In actuality, he was flying right past defenders, all because of his long legs and next level (even for the NFL) speed. So, this example comes from yet another game against the Dallas Cowboys, an early foe of Moss, as they reneged on a pre-draft promise to take him with their first-round pick. On this play, Moss showed Cowboys owner Jerry Jones just how badly they screwed up, turning a terrible angle into a touchdown and turning John Madden into a drooling fan in the process:
Lastly, comes the (in)famous moment that solidified a win against the Packers in the first post-season meeting between the two teams in their 40-plus-year rivalry. I think the following play best represents Moss’ career in a way that many people may assume is negative (showboat-y with the afro and the mooning), but in reality, is positive.

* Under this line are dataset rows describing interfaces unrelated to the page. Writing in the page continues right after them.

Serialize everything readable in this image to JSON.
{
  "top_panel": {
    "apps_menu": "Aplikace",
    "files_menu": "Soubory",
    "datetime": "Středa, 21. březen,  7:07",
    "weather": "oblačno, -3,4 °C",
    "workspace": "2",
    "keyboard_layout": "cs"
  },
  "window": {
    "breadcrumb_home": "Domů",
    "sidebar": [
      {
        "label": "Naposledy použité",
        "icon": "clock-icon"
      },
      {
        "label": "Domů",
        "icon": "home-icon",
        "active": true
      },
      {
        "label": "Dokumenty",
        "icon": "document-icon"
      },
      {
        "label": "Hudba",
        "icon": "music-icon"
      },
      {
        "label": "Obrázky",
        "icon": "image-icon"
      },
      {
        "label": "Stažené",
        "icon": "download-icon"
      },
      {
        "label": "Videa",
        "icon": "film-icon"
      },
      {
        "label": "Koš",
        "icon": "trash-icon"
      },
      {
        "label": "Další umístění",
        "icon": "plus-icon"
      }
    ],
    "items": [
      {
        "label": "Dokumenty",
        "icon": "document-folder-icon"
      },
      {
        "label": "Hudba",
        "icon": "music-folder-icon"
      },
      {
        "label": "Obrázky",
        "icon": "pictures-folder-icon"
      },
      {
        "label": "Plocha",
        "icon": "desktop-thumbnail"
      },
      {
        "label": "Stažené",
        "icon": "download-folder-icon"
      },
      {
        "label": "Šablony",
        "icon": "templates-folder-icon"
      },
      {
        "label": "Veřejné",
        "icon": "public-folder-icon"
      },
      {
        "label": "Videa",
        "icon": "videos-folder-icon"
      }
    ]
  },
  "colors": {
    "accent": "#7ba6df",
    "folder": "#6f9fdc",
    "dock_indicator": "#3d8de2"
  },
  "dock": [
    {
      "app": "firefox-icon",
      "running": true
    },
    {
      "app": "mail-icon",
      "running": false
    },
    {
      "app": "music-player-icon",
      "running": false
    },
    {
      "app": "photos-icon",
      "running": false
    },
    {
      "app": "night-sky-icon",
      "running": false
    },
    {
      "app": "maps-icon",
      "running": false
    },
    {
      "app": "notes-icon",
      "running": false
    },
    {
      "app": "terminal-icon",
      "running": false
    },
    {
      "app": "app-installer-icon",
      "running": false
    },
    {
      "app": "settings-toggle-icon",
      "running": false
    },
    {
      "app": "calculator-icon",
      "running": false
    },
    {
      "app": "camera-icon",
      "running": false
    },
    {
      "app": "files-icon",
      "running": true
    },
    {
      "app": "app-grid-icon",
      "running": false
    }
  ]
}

First, Moss played through injury and more than we probably know. He played this game despite a high ankle sprain, which is one of the most painful injuries a receiver, especially one of Moss’ skill, can have. Secondly, we won this game solely because of Moss, showing how important he was to the franchise (and honestly, any franchise that he was a part of, outside of Oakland).
As we now know, Green Bay fans would moon the opposing team’s bus when they arrived at Lambeau Field (a site/smell that I wouldn’t wish on my worst enemy), meaning that Moss was only responding to what was probably an awful arrival at the stadium hours earlier. Thus, Moss and the “celebration” created a “scandal” that was completely blown out of proportion and unfair. Both of those describe Moss’ career and my continued hatred of Joe Buck to a “t.”